Winter averages are 22°C/72°F, and summer averages are 33°C/93°F. The optimum months for diving on the west and east coasts are around October to April and May to October. And if you visit MV Astoria, you can take in the ship's bow, the still-intact cargo hold, and the colossal wreck this ship made while sinking to the bottom by breaking into two.
In 2014, Mr. Dharshana Jayawardena and his team were granted special permission to dive near the Colombo Harbour Breakwater, a restricted area to the general public. They were on a special expedition to find a ship beneath these calm waters.
With a sonar scanner in hand, the team was able to locate a colossal subterranean object below them, confirming that they would be busy for a few hours capturing the true beauty of a vessel that had been untouched for some decades. So the team jumped to action after gearing up for the mission.
First, they were almost diving blindly without being able to source the natural light of the sun into the murky waters. It is natural and expected given that the Galle Face Green and the Colombo port are just 3km away from the pinpoint.
However, they were delighted to see a ship's distinct outline! It has good visibility, given the proximity to the shore. Although this is only a couple of kilometers away from the beach, the Galle Face Green, the visibility is a little higher around the boat, even though you can't expect it to be crystal-like.
Seeing the general jumble of ship wreckage, they identified that the ship had been split into two major pieces with its cargo still in the hold. It was the team's biggest suspicion that this was the MV Astoria which was last seen somewhere around this particular area before she was brutally pulled into these brine waters.
MV Astoria was put to rest by a storm at a depth of 25m when the storm flooded her cargo hold in 1997. The ship and its cargo of cement and rice were lost forever, but all of her crew were saved. The boat time to get here is 45 minutes. It is a place that has higher historical values in terms of shipwrecks.
As expected, the cargo was still packed with hundreds of thousands of hardened cement packages. And that was the most significant evidence that proved what the team found was indeed MV Astoria.
The macro life around this long-lost cargo ship is flourishing with hundreds of thousands of Trevally, sometimes Giant ones at that, and plenty of giant Moray Eels. And the wrecked ship is still displaying her single propeller, hawsehole, anchor, and bow in excellent condition.
This ship is still a fantastic dive for shipwreck enthusiasts despite having slightly less visibility than the other wrecks in Colombo. The area is still off-limits to the public, and there is a danger that the new building of Port City will eventually bury her beauty under the artificial landfills.

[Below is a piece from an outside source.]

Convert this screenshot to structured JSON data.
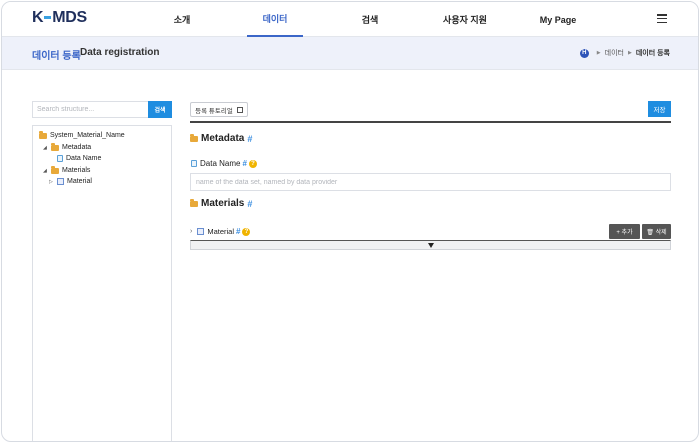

But as genuine wreck diving enthusiasts, we hope that it will not be how the story of MV Astoria comes to an end. There are around 100 dive sites in Sri Lankan waters associated with historic shipwrecks. They are dispersed around the nation, and there may be a significant number of undiscovered historical shipwrecks. If wrecks like Astoria were to be open to the public, they would also become a huge income source for the country as well.
Most of the historic shipwrecks located date from the colonial era, and the 2000-year-old Godawaya Shipwreck Site is the oldest in the Asia-Pacific region. Most of the locations where shipwrecks have been found were in use between 1850 and 1950.
The Sri Lanka National Shipwreck Database offers historical, legal, and biodiversity details on places where ships and airplanes have been found to have crashed. Before diving, divers can use this resource to learn more about shipwrecks and shipwreck areas. When you dive, you can look for the unique specifics of the wreck site using the knowledge you gain from this site as a background.